WORK INSTRUCTIONS:
Every line below should come back exactly as written, though the pictures stay out.
━━ RECORDS SHOWN
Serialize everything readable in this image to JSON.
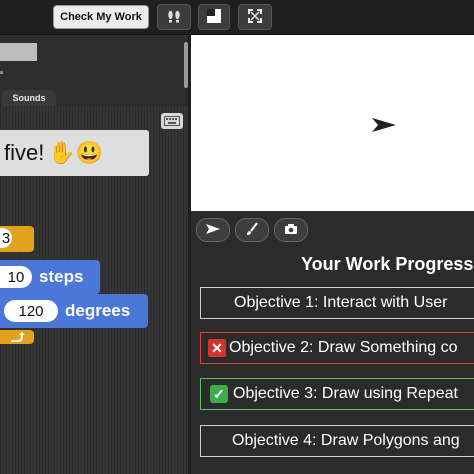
{
  "toolbar": {
    "check_label": "Check My Work",
    "footsteps_icon": "footsteps-icon",
    "layout_icon": "stage-layout-icon",
    "fullscreen_icon": "fullscreen-icon"
  },
  "palette": {
    "tab_sounds": "Sounds"
  },
  "scripts": {
    "speech_text": "five!",
    "speech_emoji": "✋😃",
    "block1_value": "3",
    "block2_value": "10",
    "block2_label": "steps",
    "block3_value": "120",
    "block3_label": "degrees"
  },
  "stage_tools": {
    "arrow_icon": "arrow-tool-icon",
    "paint_icon": "paintbrush-icon",
    "camera_icon": "camera-icon"
  },
  "progress": {
    "title": "Your Work Progress",
    "objectives": [
      {
        "label": "Objective 1: Interact with User",
        "status": "none"
      },
      {
        "label": "Objective 2: Draw Something co",
        "status": "failed"
      },
      {
        "label": "Objective 3: Draw using Repeat",
        "status": "passed"
      },
      {
        "label": "Objective 4: Draw Polygons ang",
        "status": "none"
      }
    ]
  },
  "colors": {
    "motion_block": "#4b78d8",
    "control_block": "#e3a21d",
    "failed": "#d0342c",
    "passed": "#3fae4a"
  }
}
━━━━
REPLY:
Serialize everything readable in this image to JSON.
{
  "toolbar": {
    "check_label": "Check My Work",
    "footsteps_icon": "footsteps-icon",
    "layout_icon": "stage-layout-icon",
    "fullscreen_icon": "fullscreen-icon"
  },
  "palette": {
    "tab_sounds": "Sounds"
  },
  "scripts": {
    "speech_text": "five!",
    "speech_emoji": "✋😃",
    "block1_value": "3",
    "block2_value": "10",
    "block2_label": "steps",
    "block3_value": "120",
    "block3_label": "degrees"
  },
  "stage_tools": {
    "arrow_icon": "arrow-tool-icon",
    "paint_icon": "paintbrush-icon",
    "camera_icon": "camera-icon"
  },
  "progress": {
    "title": "Your Work Progress",
    "objectives": [
      {
        "label": "Objective 1: Interact with User",
        "status": "none"
      },
      {
        "label": "Objective 2: Draw Something co",
        "status": "failed"
      },
      {
        "label": "Objective 3: Draw using Repeat",
        "status": "passed"
      },
      {
        "label": "Objective 4: Draw Polygons ang",
        "status": "none"
      }
    ]
  },
  "colors": {
    "motion_block": "#4b78d8",
    "control_block": "#e3a21d",
    "failed": "#d0342c",
    "passed": "#3fae4a"
  }
}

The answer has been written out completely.